"We've given photographers more of a reason to come to our site because of simplicity and empowerment," said Adam Brotman, Corbis vice president of networks. One element of simplicity is a "snappyness" rating of each photo, a score influenced not only by Corbis' in-house reviewers but also by community factors including comments, download rates and member-submitted keyword tags.

The microstock phenomenon grew from the arrival of legions of digital photography enthusiasts willing to sell photos for less than the price of a candy bar; the availability of relatively inexpensive Internet infrastructure; and the large number of customers who want to add some eye-grabbing imagery to ads, blogs, PowerPoint presentations and annual reports.

Corbis is entering the market late. Jupiterimages and Getty Images acquired microstock sites of their own--Stockxpert and iStockphoto, respectively. There are also a host of independent competitors such as Fotolia--which also lets photographers set their own prices--and Shutterstock.

But Gary Shenk, who'll take over as Corbis' new chief executive next week, has said he believes the microstock market is still young and that the relatively well-known Corbis name will help the company's microstock offering start up quickly.

Corbis, founded and 100 percent owned by Microsoft Chairman Bill Gates, has yet to become profitable, but SnapVillage is part of the Seattle-based company's effort to improve its finances.

SnapVillage customers can buy images one at a time or through a subscription plan that costs $199 for 30 days, with a maximum of 25 image downloads per day. Photographers, who get 30 cents for an image sold through a subscription regardless of the price they sell it for on its own, may select whether each of their images is available through the subscription plans.

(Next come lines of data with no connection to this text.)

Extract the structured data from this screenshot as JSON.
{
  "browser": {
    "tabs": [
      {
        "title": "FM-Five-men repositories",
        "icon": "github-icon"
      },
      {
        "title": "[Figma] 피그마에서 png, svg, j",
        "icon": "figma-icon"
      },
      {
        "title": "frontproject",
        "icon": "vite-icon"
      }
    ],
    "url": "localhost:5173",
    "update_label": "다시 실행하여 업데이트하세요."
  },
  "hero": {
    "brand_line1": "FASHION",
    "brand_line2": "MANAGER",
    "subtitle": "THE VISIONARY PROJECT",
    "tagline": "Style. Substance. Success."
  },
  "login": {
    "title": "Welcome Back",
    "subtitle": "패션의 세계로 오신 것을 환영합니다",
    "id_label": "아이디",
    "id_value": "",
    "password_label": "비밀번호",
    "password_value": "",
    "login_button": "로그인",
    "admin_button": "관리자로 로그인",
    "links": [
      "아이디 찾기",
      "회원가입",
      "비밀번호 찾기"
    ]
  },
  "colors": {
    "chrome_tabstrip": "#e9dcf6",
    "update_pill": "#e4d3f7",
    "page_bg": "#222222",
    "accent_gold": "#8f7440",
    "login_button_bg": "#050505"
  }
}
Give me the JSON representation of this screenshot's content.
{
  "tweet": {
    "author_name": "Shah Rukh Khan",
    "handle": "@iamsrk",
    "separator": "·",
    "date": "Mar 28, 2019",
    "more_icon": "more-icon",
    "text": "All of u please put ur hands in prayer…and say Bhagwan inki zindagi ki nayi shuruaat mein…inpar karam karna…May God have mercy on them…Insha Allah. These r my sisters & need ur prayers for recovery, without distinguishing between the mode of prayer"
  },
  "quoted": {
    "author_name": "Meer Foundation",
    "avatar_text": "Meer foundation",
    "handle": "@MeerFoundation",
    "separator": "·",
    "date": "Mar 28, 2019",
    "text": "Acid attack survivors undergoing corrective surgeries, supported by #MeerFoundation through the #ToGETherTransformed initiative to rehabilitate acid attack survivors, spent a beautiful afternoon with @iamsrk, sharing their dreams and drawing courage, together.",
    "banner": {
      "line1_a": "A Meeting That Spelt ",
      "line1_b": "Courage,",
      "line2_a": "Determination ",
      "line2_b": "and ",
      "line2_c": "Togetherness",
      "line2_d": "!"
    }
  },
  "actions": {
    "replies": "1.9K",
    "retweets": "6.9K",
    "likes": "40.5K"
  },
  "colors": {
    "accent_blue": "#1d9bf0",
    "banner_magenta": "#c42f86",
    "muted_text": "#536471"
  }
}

Dan Heller, a photography consultant and author of the Photography Business Blog, believes the subscription and standalone image sales will split into separate businesses at SnapVillage. Because the subscription sale would mean 30 cents in royalties, but a 30 percent cut of a $50 would mean $15 in royalties, photographers aren't likely to put the same image up for sale both as subscription and as standalone.

"Regardless of what price the photographer gives, why would someone pay a per-image fee if they can simply use the one-time fee of the subscription service and get that same image, plus 750 more images?" Heller asked. "This not only puts a top-end price on what the photographer can charge, but puts downward pressure on perception of value because that $199 subscription just lurks out there."

The result, he predicted: "a natural bifurcation of two kinds of photographers, and hence, two kinds of businesses...I suspect this model won't last long before we see major revisions in pricing policies."

SnapVillage is in beta testing but should be out "in a couple months," Brotman said. Currently anyone can upload photos, but only U.S. residents may purchase them; SnapVillage will expand to international buyers in coming months.

Regardless of what price a photographer sets, what resolution is downloaded, or how popular a photographer's images are, the photographer gets 30 percent of the sale price, he added. That's generally in line with rivals; iStockphoto starts at 20 percent but can increase to 40 percent for popular photographers who sell their work only through iStockphoto.

Corbis seeded the site with about 10,000 images to get things rolling. "I do believe by the end of this year we will be in the hundreds of thousands, and I don't believe it'll be too long before we get to a million," Brotman said.

Also in the future, Brotman added, SnapVillage plans to expand to "editorial" content for use by news media. Such material faces looser restrictions on reproducing recognizable human faces.

"We think there's a really interesting opportunity to have a separate editorial-use workflow, but we didn't want to launch in beta," Brotman said. "Keep an eye out...It's on the table."

SnapVillage today sells JPEG images, Flash animations and vector art that can be reproduced at different scales. In the future, Brotman said, the company plans to offer audio and video footage.